A few more tips..Part 2

We all have stresses in our lives…but if those stresses are positive and stimulating, we are productive, interesting and ultimately satisfied.   It is also important to recognize that stress that can be overwhelming but if you adopt the appropriate strategies you will be able to cope and conquer stress.

Here are a few more tips to manage stress.

Change your behaviour

Get organized—poor organization is one of the most common causes of stress. Prioritize your objectives and your duties and activities to make them more manageable and achievable.  Good organization will help to avoid personal and professional chaos and protect against “out of the blue” problems.

Vent–A problem shared is a problem halved. Develop a support network through friends or colleagues to talk with. It’s not always events that are stressful but how we perceive them. Often friends add new perspectives that could lessen your stress.

Use humor—cliche as it might seem, laughter is the best medicine. It is a good stress reducer at home and at work and it relieves muscular tension, improves breathing, pumps those good endorphins into the bloodstream.

Take time out—Get away from things that bother you and give yourself time to reduce your stress level and calm down to think logically.

Be assertive

Assertiveness helps to manage stressful situations, and will, in time, help to reduce their frequency.  Lack of assertiveness often shows low self – esteem and low self – confidence.

Time Management  

Make a list.  What MUST be done vs. What SHOULD be done vs. What would you LIKE to do? Cut out time-wasting and unimportant activities. Learn to drop unimportant activities

And JUST SAY NO.  Plan your day. Set achievable goals. Don’t waste time making excuses for not doing something

Change your lifestyle

Diet.  Nutritional stress is actually a major type of physical stress in today’s 2.0 world.  Are you eating chemically and toxin loaded food and expecting your body to cope? Are you smoking and drinking too much caffeine and alcohol?

Exercise.  Exercise.  Exercise.

Exercise uses up excess energy released by the “Fight or Flight” reaction. It helps improve blood circulation and pumps those feel good endorphins into your bloodstream. We are less stressed, less fragile, when we feel strong and healthy.


Sleep is essential for adequate brain function. Often when people are stressed they lose sleep. One great way to purge your body of stress so your mind can relax is to learn progressive muscle relaxation and deep muscle relaxation techniques.
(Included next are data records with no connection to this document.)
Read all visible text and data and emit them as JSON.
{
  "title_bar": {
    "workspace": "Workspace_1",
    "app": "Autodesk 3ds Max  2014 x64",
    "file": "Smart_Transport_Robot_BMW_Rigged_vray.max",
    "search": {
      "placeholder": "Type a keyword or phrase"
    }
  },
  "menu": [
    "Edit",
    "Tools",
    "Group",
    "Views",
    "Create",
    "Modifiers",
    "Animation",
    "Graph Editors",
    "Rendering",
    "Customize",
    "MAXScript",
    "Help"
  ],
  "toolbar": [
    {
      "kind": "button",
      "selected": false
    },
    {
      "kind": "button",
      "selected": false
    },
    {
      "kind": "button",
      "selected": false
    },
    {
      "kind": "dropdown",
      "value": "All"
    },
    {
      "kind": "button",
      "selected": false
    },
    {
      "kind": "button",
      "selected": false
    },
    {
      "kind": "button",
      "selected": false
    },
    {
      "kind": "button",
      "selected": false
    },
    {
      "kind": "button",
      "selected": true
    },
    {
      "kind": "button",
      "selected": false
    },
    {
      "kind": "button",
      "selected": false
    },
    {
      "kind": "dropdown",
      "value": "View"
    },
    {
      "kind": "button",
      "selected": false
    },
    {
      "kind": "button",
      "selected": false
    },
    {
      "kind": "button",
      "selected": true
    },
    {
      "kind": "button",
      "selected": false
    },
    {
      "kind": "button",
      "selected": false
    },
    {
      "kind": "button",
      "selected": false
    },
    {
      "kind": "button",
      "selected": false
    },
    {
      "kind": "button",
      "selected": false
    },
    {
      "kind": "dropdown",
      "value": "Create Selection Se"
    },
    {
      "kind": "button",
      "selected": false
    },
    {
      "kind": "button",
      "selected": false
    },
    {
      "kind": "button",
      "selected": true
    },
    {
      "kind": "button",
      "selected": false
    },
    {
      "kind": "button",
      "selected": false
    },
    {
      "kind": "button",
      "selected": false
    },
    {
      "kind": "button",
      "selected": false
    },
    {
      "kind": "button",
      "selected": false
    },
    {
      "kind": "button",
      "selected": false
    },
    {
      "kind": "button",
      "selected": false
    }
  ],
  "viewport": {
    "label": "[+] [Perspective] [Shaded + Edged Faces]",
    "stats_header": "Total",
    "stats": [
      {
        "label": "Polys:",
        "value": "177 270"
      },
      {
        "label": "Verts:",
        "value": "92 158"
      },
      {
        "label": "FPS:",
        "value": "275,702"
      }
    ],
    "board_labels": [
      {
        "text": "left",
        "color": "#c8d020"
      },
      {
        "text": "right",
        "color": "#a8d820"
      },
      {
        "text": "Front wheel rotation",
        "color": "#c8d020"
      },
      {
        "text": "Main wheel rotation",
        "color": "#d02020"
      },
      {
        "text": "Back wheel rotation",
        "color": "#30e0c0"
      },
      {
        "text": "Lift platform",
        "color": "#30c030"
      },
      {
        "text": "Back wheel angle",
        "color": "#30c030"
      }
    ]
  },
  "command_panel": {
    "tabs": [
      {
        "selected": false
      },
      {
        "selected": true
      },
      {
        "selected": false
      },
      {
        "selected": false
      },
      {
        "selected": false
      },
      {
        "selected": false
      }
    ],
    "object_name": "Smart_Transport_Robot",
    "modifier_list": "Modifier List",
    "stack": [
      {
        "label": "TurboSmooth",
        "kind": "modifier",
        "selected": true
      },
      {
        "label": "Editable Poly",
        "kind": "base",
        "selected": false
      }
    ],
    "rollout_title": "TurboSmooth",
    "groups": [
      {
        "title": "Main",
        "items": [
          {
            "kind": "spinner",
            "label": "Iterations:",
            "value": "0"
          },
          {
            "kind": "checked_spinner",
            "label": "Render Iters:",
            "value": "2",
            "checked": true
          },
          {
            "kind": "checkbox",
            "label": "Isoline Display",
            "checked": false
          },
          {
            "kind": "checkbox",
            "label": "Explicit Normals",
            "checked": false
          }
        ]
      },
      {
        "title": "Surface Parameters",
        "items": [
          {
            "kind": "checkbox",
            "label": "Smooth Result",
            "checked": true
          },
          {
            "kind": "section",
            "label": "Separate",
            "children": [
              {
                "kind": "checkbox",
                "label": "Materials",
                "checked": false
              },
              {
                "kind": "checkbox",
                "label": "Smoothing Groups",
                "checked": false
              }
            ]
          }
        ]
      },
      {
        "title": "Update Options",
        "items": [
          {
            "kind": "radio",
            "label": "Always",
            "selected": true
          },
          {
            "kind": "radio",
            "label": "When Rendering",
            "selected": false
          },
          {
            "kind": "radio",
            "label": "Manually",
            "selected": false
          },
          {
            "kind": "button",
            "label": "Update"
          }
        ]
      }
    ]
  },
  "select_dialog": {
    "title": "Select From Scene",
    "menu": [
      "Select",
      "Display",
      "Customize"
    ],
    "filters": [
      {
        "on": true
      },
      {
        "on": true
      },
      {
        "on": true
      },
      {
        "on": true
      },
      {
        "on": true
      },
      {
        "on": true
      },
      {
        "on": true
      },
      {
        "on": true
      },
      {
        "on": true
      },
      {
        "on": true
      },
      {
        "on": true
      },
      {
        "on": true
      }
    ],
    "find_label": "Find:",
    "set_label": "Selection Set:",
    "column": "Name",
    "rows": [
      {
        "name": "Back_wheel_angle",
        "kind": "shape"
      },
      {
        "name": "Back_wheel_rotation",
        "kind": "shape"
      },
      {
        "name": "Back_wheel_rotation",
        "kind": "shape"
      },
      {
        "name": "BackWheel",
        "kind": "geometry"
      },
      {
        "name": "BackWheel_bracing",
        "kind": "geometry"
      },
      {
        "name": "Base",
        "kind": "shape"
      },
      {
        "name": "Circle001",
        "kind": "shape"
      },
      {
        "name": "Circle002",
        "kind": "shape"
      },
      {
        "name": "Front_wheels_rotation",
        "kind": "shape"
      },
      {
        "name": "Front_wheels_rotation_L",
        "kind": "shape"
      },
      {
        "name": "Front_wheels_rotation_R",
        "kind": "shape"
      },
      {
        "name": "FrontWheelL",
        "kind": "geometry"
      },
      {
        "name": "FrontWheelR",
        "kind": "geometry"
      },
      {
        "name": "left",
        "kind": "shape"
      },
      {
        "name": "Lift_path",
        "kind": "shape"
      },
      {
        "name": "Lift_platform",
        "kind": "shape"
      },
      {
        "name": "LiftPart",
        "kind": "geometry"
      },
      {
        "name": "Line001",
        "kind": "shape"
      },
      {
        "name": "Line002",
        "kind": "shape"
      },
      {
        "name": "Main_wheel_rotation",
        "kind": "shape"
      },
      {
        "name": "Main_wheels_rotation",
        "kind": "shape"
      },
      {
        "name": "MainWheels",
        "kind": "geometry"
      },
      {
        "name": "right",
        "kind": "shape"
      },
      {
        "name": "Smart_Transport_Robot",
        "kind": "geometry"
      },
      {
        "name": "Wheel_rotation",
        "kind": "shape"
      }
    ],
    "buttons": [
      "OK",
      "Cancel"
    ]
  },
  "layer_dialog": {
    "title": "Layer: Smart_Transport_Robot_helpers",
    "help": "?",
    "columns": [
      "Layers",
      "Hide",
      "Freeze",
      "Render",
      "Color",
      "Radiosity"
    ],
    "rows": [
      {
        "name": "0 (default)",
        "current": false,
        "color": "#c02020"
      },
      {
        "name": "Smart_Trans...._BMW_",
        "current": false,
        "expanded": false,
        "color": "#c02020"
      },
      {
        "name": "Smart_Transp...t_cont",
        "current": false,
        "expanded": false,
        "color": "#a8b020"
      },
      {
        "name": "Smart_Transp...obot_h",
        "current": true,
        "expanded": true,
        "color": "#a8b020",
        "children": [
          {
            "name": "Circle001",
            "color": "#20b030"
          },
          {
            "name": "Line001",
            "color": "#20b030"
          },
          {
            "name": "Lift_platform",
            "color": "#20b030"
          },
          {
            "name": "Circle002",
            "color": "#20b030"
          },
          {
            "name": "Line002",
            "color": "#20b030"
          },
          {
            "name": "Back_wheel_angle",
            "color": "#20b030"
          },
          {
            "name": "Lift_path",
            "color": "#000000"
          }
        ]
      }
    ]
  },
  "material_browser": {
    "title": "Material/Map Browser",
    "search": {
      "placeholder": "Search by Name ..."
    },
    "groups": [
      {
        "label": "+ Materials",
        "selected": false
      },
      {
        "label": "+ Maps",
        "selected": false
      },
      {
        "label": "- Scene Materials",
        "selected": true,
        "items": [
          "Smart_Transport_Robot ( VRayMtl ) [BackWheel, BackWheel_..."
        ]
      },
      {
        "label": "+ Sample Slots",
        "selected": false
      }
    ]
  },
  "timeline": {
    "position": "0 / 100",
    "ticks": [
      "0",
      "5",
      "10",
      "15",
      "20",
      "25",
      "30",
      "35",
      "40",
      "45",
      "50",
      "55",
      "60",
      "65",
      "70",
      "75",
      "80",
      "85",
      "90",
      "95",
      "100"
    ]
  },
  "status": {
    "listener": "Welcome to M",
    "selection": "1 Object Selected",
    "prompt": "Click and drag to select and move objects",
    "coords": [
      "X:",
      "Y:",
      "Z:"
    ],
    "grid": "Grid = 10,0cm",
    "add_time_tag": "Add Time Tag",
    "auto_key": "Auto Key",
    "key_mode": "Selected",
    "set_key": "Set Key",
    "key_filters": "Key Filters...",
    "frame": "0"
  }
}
Meditation is also a valuable tool to relax your body and quiet your mind — it can easily transition you into sleep.